* Work instruction
Which of the lines below hold the word "value"? Pull each of them out.
Start of Dataset records
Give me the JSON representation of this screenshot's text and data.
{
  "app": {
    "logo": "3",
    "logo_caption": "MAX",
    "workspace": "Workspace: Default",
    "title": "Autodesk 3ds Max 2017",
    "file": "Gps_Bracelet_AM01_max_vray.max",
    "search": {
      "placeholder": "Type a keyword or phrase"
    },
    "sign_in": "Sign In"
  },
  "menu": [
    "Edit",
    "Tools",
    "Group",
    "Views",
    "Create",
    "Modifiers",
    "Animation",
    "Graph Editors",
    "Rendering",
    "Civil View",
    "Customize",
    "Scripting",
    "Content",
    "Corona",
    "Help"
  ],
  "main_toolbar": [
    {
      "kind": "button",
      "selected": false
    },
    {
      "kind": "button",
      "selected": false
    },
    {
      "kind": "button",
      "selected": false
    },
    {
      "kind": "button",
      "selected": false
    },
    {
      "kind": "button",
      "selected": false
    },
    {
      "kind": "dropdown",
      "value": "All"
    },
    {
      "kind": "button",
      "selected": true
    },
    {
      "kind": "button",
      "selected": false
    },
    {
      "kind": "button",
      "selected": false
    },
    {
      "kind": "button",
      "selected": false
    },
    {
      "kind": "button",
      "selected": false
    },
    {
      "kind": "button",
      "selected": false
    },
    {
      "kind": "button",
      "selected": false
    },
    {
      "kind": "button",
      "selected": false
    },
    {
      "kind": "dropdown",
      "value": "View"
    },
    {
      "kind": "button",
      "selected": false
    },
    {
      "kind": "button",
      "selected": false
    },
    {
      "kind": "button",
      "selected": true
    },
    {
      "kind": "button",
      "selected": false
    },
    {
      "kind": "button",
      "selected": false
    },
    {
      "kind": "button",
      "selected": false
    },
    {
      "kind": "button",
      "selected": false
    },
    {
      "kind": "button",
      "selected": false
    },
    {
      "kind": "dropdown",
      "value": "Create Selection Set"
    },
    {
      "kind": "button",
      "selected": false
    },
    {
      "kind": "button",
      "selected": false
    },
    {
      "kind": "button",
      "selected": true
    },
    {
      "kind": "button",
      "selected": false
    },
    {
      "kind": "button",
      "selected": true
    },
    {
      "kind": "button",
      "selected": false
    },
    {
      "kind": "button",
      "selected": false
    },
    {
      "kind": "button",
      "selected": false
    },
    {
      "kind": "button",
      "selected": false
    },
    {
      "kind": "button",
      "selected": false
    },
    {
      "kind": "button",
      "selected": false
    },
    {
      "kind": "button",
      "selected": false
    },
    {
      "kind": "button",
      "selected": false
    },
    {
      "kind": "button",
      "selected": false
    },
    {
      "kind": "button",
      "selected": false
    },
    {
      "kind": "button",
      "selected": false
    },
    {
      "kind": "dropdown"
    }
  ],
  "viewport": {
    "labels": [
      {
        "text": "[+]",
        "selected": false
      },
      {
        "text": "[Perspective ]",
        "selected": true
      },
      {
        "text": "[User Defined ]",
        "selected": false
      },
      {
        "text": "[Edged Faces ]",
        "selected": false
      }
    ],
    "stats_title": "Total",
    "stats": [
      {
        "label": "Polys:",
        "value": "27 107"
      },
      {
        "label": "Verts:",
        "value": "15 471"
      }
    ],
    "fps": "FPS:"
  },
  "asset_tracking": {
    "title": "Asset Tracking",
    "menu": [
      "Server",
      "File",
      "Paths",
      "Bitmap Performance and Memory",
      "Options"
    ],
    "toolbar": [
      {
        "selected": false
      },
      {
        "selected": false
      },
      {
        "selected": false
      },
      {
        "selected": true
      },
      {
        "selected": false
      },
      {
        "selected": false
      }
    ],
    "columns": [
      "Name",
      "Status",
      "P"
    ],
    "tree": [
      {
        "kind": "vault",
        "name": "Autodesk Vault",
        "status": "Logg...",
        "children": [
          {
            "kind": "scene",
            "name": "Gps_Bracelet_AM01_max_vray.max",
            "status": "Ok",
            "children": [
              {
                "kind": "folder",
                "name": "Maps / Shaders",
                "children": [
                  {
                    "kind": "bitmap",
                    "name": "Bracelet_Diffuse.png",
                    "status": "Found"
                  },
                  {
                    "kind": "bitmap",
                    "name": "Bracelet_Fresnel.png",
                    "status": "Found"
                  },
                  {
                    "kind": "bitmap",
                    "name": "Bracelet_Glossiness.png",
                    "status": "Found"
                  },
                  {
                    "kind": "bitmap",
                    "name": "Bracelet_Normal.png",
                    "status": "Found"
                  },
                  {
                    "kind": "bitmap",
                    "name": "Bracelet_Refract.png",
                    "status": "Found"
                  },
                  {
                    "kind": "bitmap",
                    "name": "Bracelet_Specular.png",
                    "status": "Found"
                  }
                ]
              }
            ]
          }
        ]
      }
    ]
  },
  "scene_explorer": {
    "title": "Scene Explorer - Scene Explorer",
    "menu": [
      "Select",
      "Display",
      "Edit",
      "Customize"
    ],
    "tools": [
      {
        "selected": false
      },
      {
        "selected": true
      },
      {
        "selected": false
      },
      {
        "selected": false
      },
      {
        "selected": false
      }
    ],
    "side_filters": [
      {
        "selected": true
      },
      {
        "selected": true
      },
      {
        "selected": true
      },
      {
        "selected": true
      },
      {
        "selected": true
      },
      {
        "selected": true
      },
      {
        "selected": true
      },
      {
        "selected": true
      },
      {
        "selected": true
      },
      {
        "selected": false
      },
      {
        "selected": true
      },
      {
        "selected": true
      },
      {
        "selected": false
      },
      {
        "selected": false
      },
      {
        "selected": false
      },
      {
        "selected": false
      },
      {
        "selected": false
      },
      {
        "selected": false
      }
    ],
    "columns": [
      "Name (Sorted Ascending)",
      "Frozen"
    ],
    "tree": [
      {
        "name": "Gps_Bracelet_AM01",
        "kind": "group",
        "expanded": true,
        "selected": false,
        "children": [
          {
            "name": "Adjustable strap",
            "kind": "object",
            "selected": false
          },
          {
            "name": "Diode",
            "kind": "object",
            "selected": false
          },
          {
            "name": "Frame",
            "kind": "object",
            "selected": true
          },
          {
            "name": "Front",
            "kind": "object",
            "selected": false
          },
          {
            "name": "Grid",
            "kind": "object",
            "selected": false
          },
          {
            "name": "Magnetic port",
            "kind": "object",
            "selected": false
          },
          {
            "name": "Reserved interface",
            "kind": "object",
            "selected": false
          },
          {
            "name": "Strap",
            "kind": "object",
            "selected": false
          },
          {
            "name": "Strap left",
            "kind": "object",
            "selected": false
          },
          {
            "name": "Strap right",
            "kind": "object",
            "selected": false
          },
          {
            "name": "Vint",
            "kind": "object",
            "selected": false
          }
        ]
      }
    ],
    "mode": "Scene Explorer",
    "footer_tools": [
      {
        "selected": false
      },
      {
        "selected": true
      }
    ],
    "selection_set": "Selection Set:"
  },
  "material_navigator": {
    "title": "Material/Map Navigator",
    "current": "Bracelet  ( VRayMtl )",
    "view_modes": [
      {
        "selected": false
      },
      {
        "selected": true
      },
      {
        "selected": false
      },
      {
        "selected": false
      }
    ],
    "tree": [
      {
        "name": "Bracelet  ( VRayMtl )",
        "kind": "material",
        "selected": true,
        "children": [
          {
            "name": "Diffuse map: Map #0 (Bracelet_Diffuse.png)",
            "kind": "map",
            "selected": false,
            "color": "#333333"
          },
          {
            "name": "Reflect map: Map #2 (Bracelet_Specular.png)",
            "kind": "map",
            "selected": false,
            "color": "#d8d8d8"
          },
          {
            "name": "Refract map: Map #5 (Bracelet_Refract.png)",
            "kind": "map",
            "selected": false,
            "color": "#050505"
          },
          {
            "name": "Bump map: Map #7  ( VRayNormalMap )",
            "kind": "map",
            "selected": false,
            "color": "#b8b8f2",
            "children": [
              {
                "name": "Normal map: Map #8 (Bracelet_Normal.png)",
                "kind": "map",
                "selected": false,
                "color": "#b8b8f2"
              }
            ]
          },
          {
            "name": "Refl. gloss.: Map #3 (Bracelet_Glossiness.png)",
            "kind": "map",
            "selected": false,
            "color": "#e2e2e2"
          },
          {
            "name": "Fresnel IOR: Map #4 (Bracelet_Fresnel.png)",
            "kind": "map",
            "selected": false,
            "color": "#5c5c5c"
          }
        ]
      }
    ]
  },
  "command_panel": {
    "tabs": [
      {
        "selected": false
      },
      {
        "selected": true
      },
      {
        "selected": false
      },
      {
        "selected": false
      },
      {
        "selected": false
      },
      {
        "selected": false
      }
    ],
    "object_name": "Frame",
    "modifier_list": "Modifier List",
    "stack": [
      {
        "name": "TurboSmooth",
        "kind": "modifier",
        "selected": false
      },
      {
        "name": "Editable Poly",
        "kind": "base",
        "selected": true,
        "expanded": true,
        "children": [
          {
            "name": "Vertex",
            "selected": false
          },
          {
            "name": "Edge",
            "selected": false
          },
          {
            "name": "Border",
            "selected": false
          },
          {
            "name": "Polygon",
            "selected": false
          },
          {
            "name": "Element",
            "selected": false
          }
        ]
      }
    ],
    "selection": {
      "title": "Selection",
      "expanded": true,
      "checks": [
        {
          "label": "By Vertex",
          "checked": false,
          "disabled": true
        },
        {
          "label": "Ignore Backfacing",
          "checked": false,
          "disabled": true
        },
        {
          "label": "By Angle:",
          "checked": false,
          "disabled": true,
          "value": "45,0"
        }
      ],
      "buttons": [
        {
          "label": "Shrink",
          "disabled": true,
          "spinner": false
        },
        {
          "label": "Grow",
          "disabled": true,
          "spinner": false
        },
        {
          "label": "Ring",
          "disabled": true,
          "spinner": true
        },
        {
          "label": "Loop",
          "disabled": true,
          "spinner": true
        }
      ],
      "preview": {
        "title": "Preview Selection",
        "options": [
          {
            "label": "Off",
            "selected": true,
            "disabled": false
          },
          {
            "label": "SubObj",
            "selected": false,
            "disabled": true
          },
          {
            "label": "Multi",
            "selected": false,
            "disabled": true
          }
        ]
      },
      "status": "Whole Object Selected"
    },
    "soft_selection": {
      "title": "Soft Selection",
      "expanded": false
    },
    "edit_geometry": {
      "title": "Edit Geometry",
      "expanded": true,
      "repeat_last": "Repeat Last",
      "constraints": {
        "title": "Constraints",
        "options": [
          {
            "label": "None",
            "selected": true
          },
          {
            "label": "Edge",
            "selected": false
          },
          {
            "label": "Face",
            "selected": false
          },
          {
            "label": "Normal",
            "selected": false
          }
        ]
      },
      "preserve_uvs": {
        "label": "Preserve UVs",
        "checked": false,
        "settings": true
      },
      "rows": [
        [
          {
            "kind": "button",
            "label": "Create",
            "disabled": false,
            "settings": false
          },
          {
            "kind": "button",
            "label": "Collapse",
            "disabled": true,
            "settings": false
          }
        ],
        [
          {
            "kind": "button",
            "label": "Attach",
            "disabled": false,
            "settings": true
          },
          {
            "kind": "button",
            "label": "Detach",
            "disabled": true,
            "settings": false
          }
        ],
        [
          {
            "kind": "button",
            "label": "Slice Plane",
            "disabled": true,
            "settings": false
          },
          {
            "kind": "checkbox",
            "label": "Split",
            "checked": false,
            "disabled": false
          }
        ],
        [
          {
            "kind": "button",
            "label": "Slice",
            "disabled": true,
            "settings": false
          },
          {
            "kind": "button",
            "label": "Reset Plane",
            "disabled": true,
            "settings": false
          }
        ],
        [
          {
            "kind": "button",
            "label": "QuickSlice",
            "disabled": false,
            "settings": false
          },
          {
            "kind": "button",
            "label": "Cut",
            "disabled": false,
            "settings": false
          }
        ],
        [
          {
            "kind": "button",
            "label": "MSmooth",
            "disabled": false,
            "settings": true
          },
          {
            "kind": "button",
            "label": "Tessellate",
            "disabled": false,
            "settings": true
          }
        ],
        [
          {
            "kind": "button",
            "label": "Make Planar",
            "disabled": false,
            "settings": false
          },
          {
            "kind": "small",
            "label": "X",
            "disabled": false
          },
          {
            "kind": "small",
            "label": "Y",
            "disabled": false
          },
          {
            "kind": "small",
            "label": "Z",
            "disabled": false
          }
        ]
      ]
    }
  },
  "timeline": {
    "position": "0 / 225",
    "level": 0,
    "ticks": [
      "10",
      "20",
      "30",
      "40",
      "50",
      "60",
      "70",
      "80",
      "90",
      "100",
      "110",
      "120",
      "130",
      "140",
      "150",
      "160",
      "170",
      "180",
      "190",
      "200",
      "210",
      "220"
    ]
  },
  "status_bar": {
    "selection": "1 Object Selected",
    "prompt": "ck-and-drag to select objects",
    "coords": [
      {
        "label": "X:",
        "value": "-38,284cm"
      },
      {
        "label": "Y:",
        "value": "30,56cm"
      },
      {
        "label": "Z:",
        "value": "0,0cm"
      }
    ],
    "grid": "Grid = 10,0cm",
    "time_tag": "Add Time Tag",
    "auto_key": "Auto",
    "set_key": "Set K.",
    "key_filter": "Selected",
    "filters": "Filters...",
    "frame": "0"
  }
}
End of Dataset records
* Solution to this task
      "value": "All"
      "value": "View"
      "value": "Create Selection Set"
        "value": "27 107"
        "value": "15 471"
          "value": "45,0"
        "value": "-38,284cm"
        "value": "30,56cm"
        "value": "0,0cm"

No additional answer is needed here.